Research Stream


Ben Gook (2015)
The University of Melbourne


Splendour of the impersonal: Ecstasy, transcendence and a pre-history of the late twentieth century

Where does the hunger for ecstasy come from and in what forms has it been found? Why have people sought for centuries the splendour of the impersonal? And why has it taken its aesthetic, religious and social forms?

Splendour of the impersonal: Ecstasy, transcendence and a pre-history of the late twentieth century

Image: "Angel in ecstasy" Photo by Eke Miedaner, Feb 10, 2007. 

“Ecstasy” is an everyday description of a heightened emotional state. Its contemporary usage often misses its long cultural and philosophical history. Ek-stasis is the term’s Greek root and refers to turning inside out and the experience of being beside one’s (former) sense of self; it signifies a moment of standing outside oneself or the putting of something (typically, the self) out of place.
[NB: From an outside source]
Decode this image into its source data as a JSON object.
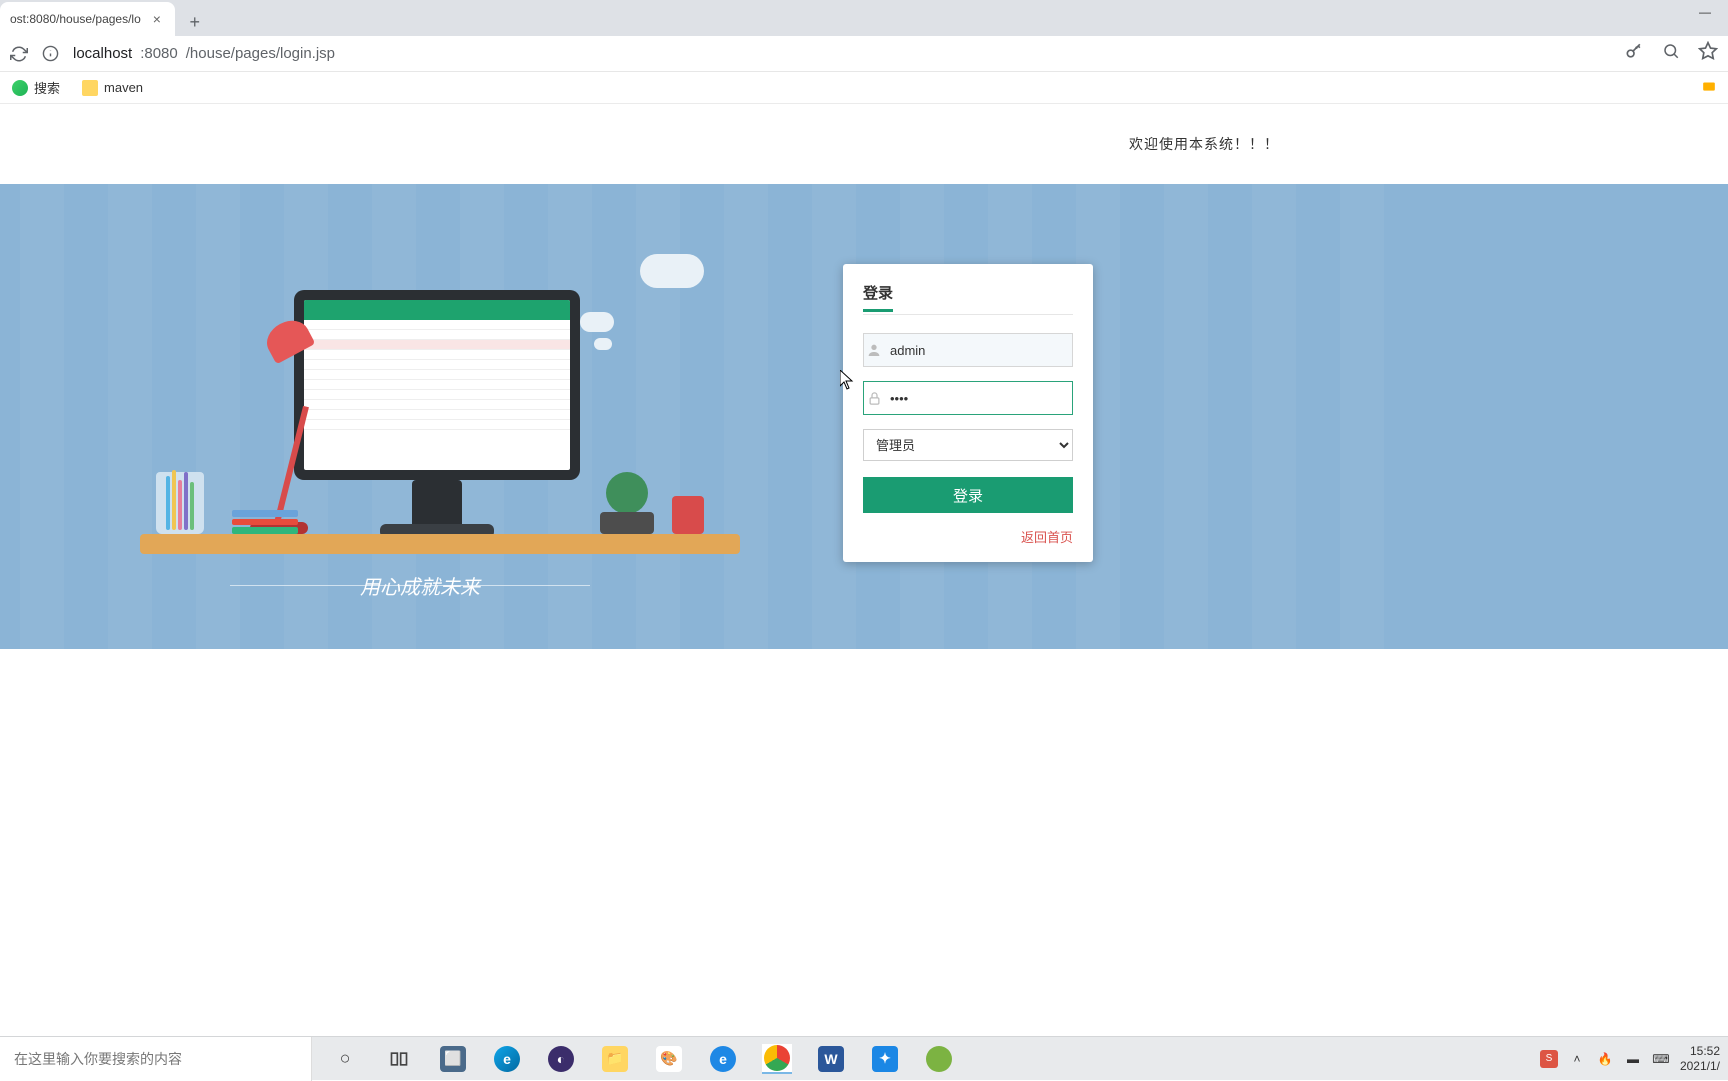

Nietzsche described ecstasy as liberation from stasis and sameness, and he explored aesthetic, erotic and sacred expressions of rapture. How have these liberatory experiences and understandings shaped our modern feeling for ecstasy?

This project began by tracing “ecstasy” as it circulated to describe the experience of the Berlin Wall falling – a moment of absolute liberation for many, a release from stasis that would be rediscovered in cultural forms and drug use over the coming years. “Ecstasy” emerges as a figure of music subcultures that flourished in Berlin—and that now form a huge part of the local tourist industry and the city’s self-image as a place of ecstatic weekend encounters. This contemporary manifestation of ecstatic experience can be linked to the long history of ecstasy, including its religious history, such as that of mystics and pilgrimages, as well as its link to aesthetics and intoxication.

Further, ecstasy goes to some key concerns about transcendence and immanence, interiority and exteriority. This form of emotionality is a limit case of internal withdrawal and external extension. Ecstasy is an excellent model of the ways distinctions can be unsettled between inside and outside, as well as within and between subjects. It opens the subject and can make them vulnerable, disorganising and re-organising senses of self. This opening onto new shapes of the self is, it would seem, the draw of ecstatic experience. Ecstasy opens barriers and removes borders for individual subjects—and spontaneous communities, such as those at a musical performance.

The Berlin Wall’s fall saw the rise of techno tourism,” The Conversation, November 2014.